The good news is that treatment has improved so much that we know that half of all people now survive cancer for 10 or more years in the UK.  This is continually improving and has doubled in the UK over the past 40 years. The reasons for this progress are multiple; firstly, we have ensured that people have the right information to make the best health and lifestyle choices possible. This prevents some cancers from developing.  Secondly, we have improved the frequency and types of screening programmes, so are catching a number of cancers much earlier. Thirdly, the quality of testing has improved, leading to earlier diagnosis which improves survival. This progress also means that we have needed to change and adapt our cancer services to support people way beyond treatment and into a new phase of living after the acute treatment phase of cancer is over.

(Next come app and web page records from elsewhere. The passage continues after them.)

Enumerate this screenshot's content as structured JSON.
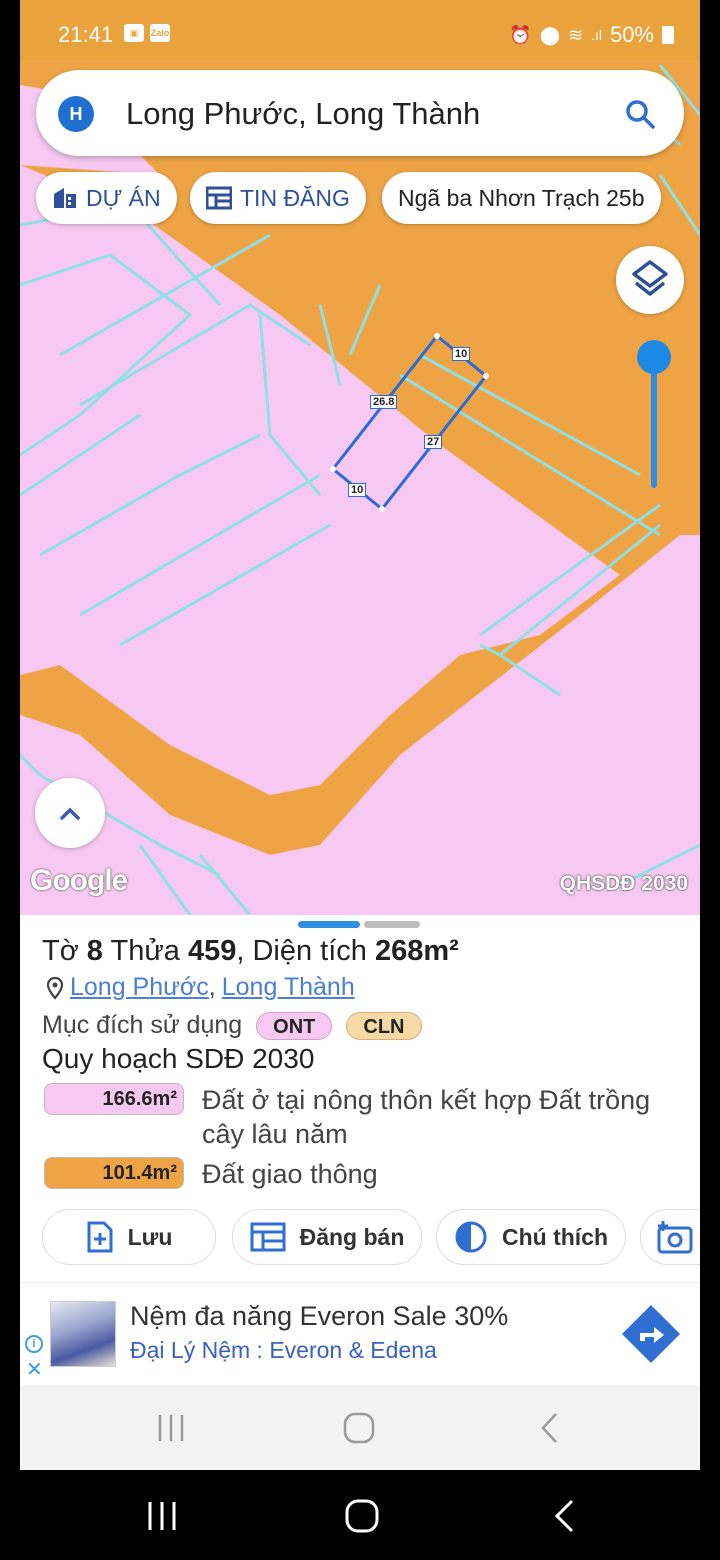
{
  "status_bar": {
    "time": "21:41",
    "battery": "50%",
    "zalo_badge": "Zalo"
  },
  "search": {
    "logo_letter": "H",
    "text": "Long Phước, Long Thành"
  },
  "chips": [
    {
      "label": "DỰ ÁN",
      "icon": "building-icon"
    },
    {
      "label": "TIN ĐĂNG",
      "icon": "listing-icon"
    },
    {
      "label": "Ngã ba Nhơn Trạch 25b"
    }
  ],
  "map": {
    "parcel_dimensions": [
      "10",
      "26.8",
      "27",
      "10"
    ],
    "attribution": "Google",
    "source_label": "QHSDĐ 2030",
    "colors": {
      "residential": "#f7c9f2",
      "transport": "#eea445",
      "boundary": "#8fe0e4",
      "parcel": "#2a6bd6"
    }
  },
  "parcel": {
    "title_prefix": "Tờ",
    "sheet_no": "8",
    "lot_label": "Thửa",
    "lot_no": "459",
    "area_label": ", Diện tích",
    "area": "268m²",
    "address_commune": "Long Phước",
    "address_sep": ",",
    "address_district": "Long Thành",
    "purpose_label": "Mục đích sử dụng",
    "purpose_tags": [
      "ONT",
      "CLN"
    ],
    "plan_title": "Quy hoạch SDĐ 2030",
    "plan_items": [
      {
        "area": "166.6m²",
        "desc": "Đất ở tại nông thôn kết hợp Đất trồng cây lâu năm",
        "color": "#f7c9f2"
      },
      {
        "area": "101.4m²",
        "desc": "Đất giao thông",
        "color": "#eea445"
      }
    ]
  },
  "actions": [
    {
      "label": "Lưu",
      "icon": "save-plus-icon"
    },
    {
      "label": "Đăng bán",
      "icon": "post-listing-icon"
    },
    {
      "label": "Chú thích",
      "icon": "legend-contrast-icon"
    }
  ],
  "ad": {
    "title": "Nệm đa năng Everon Sale 30%",
    "subtitle": "Đại Lý Nệm : Everon & Edena"
  }
}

What can we do to fight cancer?

There are two main areas we can work on to reduce these numbers; the first is prevention.

Statistics tell us that approximately 4 out of every 10 cancers (38%) in the UK could be prevented. Working to prevent cancer is by far the best option; any reduction in cancers developing in the first place will make a huge difference. The risks of developing many cancers can be radically reduced by people choosing to pursue a healthy lifestyle. Smoking is still the largest cause of cancer in the UK making up 15% of all cancer cases with obesity coming second at 6%.

The second thing we can do is to improve screening (testing) for cancer because we know if we can detect cancer at an early stage, treatment is usually far more successful.  In short, we need to work on how best to prevent cancers, detect them early and deliver the best treatment possible.  In order to achieve this we need to keep listening to patients and help them and their carers receive the best level of support and care throughout their cancer treatment and beyond.

What can I do to protect myself?

Be aware of your body. If you notice anything unusual/unexplained about your body like the appearance of a lump, blood in your urine or unusual bowel habits, please make an appointment to see your GP.  Too often, people ignore symptoms or are afraid to find out more.  Please, get checked and tested early and don’t delay in seeing your GP.  

Be proactive

We know that if we can catch cancers early, survival rates are radically improved.  Please take some time to look at the NHS website and make sure you know what signs or symptoms to look out for.

The other thing we can all do is take the best care possible of our bodies by eating well and exercising; every small change will make a difference. Choose something you enjoy and you’ll be much more likely to do it – there’s a lot out there!

Eat healthily

Where can I find out what I need to know and get help?

GP practice – Apart from GPs and nurses, many practices now have their own Health Connectors who are a very valuable source of assistance. They can provide support and link patients into local groups and services.  Ask at your GP practice if there is a Health Connector who can support you.

Acute Care – This refers to Hospital care.  Your clinical team of doctors and nurses will be able to support you and refer you to sources of help.  This valuable service will mainly be carried out by the Cancer Support Workers working with the clinical team.

Online Information – There are many websites giving information but unfortunately not all of it is accurate.  We would recommend the following services and websites: